Directions →
All lines in the material below that contain "structured" should be located and copied.

Record excerpts →
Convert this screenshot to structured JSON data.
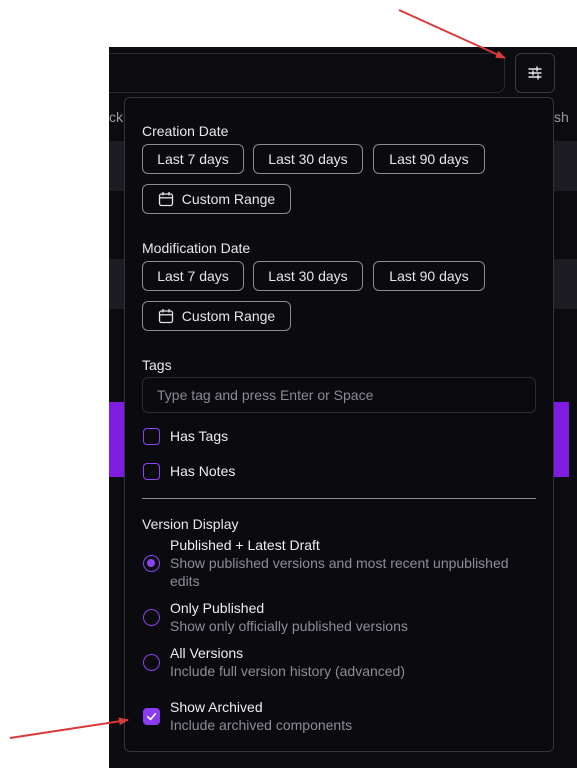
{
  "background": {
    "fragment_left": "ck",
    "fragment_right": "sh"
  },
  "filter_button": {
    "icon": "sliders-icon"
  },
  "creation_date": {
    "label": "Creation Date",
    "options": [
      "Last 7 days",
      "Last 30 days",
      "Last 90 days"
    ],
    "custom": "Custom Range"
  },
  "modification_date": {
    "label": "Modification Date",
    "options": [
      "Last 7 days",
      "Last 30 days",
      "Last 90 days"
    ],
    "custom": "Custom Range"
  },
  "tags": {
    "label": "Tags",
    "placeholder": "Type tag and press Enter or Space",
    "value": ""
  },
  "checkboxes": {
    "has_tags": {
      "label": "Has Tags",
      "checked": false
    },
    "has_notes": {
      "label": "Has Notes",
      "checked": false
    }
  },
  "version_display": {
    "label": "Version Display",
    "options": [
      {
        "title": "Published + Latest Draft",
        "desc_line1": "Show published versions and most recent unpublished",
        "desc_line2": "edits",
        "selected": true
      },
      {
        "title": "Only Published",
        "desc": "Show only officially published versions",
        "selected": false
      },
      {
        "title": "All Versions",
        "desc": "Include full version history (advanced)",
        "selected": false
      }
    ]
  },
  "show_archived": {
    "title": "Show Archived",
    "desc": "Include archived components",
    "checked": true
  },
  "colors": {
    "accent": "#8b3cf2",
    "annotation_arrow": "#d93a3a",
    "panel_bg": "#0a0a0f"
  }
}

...

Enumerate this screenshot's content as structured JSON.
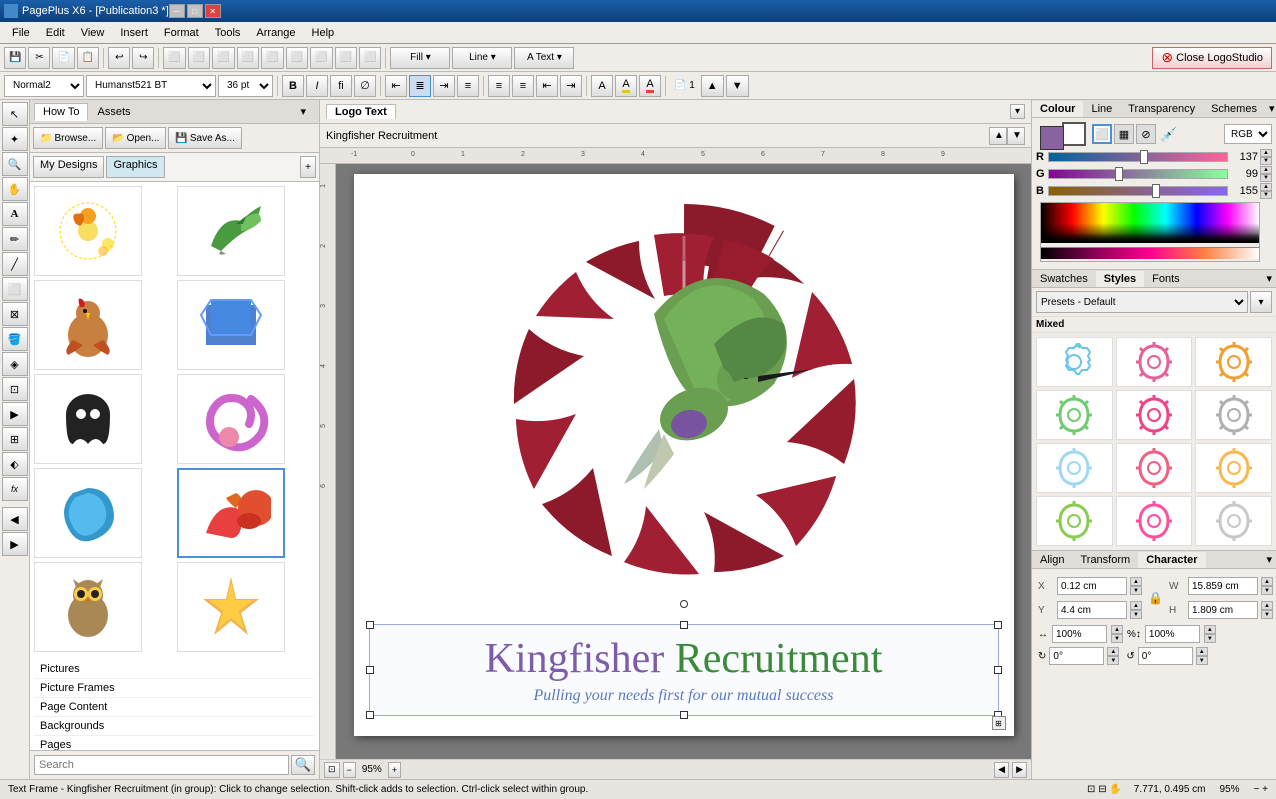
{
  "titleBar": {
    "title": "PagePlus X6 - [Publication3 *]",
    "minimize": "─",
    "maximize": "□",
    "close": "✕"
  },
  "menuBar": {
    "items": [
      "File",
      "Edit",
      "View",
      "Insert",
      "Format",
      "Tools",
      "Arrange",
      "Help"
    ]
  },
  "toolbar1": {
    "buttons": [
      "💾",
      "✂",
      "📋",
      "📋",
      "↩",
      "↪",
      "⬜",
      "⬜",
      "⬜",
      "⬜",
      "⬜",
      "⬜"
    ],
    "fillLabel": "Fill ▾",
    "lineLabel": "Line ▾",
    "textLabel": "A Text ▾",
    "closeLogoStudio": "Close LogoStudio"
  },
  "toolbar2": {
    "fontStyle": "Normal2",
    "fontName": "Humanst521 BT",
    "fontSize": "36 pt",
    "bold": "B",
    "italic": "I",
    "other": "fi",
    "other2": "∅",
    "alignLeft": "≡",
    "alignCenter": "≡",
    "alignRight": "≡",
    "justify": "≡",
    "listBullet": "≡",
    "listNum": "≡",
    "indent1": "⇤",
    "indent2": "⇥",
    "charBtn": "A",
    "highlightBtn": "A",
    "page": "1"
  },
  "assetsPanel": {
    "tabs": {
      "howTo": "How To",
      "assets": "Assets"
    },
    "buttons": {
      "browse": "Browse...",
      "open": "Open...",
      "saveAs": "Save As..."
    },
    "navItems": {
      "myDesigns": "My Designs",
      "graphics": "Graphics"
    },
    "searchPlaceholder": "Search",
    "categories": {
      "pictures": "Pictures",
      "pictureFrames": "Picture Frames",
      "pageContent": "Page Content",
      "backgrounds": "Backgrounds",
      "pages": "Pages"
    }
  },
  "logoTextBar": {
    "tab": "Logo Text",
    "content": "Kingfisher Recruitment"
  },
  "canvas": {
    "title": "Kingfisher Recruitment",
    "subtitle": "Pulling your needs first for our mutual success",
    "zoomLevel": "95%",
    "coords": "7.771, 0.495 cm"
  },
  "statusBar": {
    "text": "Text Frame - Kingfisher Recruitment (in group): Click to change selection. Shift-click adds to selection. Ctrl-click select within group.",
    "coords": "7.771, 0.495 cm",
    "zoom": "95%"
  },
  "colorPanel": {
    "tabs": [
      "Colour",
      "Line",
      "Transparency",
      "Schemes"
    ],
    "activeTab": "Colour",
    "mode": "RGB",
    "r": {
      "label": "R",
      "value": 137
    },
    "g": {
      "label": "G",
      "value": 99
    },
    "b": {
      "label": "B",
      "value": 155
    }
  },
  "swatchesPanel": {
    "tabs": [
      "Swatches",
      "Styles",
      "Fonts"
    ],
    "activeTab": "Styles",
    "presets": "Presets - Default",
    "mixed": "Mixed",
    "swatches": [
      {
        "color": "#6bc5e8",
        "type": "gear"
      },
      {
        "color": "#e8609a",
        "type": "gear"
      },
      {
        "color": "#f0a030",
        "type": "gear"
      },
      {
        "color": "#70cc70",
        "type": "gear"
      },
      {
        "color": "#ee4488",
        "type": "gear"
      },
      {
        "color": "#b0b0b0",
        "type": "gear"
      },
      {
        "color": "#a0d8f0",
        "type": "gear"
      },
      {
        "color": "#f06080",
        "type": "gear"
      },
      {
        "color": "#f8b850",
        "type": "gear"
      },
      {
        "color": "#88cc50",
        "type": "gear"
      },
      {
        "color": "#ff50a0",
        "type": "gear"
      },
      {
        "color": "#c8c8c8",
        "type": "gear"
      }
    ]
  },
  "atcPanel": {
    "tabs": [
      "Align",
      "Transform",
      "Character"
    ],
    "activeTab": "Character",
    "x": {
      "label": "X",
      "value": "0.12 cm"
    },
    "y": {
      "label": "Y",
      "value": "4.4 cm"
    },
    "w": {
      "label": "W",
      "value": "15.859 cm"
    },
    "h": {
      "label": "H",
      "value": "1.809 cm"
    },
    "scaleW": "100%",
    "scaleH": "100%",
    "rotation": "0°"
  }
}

Output for this exercise →
Convert this screenshot to structured JSON data.
Enumerate this screenshot's content as structured JSON.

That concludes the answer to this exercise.